■ Activity:
Look below. Copy each line that has "igennem" in it.

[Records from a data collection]
────────────────────
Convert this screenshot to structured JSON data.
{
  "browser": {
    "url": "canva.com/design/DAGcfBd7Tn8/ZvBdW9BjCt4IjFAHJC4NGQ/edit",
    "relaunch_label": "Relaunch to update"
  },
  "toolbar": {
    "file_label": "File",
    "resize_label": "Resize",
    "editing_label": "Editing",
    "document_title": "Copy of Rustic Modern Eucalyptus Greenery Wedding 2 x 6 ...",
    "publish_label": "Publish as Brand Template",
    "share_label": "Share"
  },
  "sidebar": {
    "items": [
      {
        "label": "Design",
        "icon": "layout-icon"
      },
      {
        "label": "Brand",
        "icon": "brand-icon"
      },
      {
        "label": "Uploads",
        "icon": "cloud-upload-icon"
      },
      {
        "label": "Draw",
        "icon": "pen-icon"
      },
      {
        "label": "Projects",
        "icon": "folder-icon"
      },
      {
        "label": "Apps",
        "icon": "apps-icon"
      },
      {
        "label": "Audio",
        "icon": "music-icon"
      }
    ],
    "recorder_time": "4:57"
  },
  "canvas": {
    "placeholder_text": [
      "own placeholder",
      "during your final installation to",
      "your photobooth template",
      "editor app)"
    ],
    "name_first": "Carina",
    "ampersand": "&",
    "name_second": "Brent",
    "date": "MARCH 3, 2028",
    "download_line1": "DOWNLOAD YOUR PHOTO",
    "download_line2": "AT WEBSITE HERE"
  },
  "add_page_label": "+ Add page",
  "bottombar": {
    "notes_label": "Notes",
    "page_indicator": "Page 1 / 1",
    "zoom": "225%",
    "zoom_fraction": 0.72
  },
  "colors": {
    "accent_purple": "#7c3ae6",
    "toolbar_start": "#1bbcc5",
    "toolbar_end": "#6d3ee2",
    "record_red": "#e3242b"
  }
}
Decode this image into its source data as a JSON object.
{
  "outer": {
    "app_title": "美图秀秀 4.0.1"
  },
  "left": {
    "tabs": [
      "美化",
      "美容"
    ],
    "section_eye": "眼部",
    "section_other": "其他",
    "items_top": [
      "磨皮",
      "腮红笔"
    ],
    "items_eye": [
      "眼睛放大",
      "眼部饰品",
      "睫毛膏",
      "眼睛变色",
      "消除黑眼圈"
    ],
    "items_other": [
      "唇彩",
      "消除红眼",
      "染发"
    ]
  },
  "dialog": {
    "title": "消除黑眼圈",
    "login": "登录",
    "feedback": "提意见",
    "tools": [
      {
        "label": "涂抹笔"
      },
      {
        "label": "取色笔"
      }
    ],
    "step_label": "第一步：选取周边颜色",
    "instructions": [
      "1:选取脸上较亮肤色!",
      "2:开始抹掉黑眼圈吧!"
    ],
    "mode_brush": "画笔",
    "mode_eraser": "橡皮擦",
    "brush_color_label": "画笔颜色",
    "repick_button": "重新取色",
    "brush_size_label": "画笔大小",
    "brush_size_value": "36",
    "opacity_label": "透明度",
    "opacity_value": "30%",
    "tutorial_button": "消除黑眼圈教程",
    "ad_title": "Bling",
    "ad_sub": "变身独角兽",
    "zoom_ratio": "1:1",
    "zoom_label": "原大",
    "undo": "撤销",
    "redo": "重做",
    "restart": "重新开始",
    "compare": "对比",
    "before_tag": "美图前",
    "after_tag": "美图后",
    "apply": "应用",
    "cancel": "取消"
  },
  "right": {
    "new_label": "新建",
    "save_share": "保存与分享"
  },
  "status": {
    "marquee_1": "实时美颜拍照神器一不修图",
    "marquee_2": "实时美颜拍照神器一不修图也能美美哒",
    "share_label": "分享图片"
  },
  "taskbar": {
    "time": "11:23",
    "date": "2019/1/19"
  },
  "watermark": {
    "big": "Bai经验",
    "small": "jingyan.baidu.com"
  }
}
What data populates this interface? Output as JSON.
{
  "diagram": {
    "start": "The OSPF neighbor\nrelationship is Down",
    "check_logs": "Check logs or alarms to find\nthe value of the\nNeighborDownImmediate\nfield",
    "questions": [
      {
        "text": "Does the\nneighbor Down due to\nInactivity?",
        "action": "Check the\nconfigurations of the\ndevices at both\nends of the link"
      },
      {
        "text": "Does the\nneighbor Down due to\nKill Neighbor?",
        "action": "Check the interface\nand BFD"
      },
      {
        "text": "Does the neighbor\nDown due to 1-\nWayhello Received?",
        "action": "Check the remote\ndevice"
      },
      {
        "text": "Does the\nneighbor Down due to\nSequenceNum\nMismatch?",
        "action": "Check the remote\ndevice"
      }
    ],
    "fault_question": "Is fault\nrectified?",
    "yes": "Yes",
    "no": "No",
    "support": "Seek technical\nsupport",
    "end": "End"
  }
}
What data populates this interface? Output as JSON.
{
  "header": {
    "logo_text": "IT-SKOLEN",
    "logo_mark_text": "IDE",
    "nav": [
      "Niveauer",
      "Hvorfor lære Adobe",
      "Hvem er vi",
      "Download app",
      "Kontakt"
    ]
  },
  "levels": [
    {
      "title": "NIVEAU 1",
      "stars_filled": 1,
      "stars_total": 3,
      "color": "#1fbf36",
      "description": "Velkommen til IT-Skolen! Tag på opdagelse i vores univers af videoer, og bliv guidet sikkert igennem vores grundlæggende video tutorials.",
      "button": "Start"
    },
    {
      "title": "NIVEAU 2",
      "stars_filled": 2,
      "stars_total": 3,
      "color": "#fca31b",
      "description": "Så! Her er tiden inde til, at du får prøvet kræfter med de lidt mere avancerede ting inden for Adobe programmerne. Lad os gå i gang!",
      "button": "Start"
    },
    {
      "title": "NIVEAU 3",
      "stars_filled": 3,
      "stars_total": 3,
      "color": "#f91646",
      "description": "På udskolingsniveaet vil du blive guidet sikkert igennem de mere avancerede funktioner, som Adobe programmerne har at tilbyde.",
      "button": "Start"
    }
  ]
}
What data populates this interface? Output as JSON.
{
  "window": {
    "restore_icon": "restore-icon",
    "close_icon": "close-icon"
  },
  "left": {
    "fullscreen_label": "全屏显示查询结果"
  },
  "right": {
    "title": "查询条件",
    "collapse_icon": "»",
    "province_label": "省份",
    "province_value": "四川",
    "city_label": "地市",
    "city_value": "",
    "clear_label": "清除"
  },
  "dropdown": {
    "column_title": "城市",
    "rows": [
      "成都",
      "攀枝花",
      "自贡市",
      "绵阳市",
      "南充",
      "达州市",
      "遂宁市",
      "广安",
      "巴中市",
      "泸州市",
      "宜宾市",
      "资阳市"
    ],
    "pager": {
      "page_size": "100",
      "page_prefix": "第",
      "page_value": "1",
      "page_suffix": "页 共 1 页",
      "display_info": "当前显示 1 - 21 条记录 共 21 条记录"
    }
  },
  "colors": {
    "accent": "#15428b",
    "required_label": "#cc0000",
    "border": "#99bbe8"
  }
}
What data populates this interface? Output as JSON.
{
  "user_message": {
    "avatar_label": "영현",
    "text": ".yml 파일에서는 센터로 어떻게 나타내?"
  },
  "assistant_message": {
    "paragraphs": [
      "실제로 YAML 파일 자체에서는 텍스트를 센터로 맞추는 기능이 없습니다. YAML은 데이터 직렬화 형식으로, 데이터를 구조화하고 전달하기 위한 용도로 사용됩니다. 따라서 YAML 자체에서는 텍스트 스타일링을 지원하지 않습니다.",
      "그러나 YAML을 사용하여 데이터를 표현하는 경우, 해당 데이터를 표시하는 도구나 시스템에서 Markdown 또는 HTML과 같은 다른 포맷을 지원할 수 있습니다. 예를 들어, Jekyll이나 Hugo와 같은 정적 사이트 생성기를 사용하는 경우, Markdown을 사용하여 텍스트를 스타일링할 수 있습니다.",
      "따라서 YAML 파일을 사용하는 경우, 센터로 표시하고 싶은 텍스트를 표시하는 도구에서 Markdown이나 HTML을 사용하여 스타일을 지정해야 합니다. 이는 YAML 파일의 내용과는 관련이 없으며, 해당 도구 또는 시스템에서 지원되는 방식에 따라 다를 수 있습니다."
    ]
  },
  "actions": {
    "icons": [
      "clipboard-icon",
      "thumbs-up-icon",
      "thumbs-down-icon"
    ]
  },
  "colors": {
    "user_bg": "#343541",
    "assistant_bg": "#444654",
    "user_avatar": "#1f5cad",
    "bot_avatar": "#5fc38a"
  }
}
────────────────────
■ The completed task:
      "description": "Velkommen til IT-Skolen! Tag på opdagelse i vores univers af videoer, og bliv guidet sikkert igennem vores grundlæggende video tutorials.",
      "description": "På udskolingsniveaet vil du blive guidet sikkert igennem de mere avancerede funktioner, som Adobe programmerne har at tilbyde.",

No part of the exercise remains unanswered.